__Data supplied__.
+===+

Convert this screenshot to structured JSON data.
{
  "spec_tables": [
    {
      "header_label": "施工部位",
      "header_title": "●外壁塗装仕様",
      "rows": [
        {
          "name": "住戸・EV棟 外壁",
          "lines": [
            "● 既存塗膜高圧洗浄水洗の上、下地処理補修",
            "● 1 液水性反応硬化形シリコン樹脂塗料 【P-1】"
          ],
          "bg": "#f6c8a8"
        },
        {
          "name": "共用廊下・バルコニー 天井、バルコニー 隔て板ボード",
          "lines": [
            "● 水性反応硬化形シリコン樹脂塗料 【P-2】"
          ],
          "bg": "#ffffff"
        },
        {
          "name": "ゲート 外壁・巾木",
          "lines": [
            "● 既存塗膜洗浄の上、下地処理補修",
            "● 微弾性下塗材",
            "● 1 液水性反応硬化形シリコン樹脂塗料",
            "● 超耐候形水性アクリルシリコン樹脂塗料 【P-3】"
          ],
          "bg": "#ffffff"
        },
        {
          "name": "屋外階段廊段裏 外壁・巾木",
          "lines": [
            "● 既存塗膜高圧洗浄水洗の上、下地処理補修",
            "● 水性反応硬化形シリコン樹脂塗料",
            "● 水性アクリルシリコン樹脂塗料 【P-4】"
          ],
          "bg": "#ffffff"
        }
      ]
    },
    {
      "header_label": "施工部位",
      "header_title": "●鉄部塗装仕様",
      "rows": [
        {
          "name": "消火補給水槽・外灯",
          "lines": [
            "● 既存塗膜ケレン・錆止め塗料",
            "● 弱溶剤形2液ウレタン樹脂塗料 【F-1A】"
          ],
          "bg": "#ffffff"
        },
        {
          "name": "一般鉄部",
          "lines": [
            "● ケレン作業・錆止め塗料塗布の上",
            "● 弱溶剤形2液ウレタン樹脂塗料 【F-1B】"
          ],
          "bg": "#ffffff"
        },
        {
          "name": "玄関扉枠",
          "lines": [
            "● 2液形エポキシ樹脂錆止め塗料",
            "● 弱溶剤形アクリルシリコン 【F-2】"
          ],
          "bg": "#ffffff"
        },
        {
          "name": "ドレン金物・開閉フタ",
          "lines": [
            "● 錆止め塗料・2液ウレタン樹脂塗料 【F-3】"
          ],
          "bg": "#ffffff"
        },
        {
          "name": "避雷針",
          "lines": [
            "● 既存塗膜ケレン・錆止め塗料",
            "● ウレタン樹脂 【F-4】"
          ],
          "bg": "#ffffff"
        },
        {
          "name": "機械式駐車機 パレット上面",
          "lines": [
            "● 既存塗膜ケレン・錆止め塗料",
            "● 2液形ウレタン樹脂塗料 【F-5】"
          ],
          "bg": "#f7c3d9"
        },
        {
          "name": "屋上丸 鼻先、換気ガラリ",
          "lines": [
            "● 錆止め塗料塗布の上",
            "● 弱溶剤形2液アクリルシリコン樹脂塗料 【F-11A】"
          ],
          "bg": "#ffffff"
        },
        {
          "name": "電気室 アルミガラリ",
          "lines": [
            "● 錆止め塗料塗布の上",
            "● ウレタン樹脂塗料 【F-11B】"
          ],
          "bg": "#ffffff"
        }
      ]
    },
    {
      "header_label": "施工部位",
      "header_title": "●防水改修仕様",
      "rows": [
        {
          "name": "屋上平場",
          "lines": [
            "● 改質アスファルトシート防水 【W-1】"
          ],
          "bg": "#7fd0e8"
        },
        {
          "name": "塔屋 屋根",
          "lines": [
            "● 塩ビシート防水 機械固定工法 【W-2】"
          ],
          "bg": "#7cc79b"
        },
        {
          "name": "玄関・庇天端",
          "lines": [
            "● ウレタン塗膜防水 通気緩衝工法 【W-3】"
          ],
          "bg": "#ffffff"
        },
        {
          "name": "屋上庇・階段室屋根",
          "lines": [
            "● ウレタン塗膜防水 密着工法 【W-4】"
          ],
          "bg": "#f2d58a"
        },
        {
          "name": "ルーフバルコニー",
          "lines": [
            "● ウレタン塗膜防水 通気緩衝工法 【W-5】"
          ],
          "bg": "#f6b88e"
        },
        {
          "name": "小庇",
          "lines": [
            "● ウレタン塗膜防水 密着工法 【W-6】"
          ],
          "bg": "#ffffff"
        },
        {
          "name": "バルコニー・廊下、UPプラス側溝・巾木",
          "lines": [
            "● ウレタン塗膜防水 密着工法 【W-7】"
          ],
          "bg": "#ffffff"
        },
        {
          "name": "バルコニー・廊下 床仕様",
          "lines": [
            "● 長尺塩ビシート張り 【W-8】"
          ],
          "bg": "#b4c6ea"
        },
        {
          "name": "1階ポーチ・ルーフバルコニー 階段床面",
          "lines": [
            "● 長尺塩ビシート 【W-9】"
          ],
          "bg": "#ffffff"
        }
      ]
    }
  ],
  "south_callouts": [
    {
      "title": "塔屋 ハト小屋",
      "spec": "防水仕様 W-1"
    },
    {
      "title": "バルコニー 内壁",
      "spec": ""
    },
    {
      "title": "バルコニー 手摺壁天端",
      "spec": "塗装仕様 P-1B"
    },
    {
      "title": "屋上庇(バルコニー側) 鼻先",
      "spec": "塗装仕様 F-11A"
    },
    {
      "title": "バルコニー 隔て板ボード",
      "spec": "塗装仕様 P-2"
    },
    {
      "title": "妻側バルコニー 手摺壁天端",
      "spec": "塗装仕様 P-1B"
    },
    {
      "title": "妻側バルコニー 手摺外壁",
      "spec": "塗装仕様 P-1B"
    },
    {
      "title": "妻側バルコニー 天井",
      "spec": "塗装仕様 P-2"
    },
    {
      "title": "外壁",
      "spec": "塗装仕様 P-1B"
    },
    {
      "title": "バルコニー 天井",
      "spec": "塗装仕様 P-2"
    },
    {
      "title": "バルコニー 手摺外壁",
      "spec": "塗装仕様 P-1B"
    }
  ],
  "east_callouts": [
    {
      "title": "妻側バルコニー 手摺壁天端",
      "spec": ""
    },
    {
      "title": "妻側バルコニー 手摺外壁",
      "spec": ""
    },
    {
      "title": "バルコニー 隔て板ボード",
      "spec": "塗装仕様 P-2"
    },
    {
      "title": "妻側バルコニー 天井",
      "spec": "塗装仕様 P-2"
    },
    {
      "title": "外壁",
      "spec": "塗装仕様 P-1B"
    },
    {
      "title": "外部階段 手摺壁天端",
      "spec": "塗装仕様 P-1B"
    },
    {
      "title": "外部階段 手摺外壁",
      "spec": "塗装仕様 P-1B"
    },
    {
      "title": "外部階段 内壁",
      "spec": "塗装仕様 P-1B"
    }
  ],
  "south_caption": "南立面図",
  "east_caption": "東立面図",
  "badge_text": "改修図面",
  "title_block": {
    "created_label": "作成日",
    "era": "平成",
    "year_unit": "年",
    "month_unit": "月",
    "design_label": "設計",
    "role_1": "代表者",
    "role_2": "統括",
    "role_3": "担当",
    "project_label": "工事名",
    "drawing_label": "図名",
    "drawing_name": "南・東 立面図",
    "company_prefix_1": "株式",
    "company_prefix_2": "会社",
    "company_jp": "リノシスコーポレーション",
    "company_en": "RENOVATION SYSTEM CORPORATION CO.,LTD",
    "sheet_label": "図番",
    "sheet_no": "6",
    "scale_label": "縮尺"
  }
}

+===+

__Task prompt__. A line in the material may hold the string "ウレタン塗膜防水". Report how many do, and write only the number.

__Completed task__. 5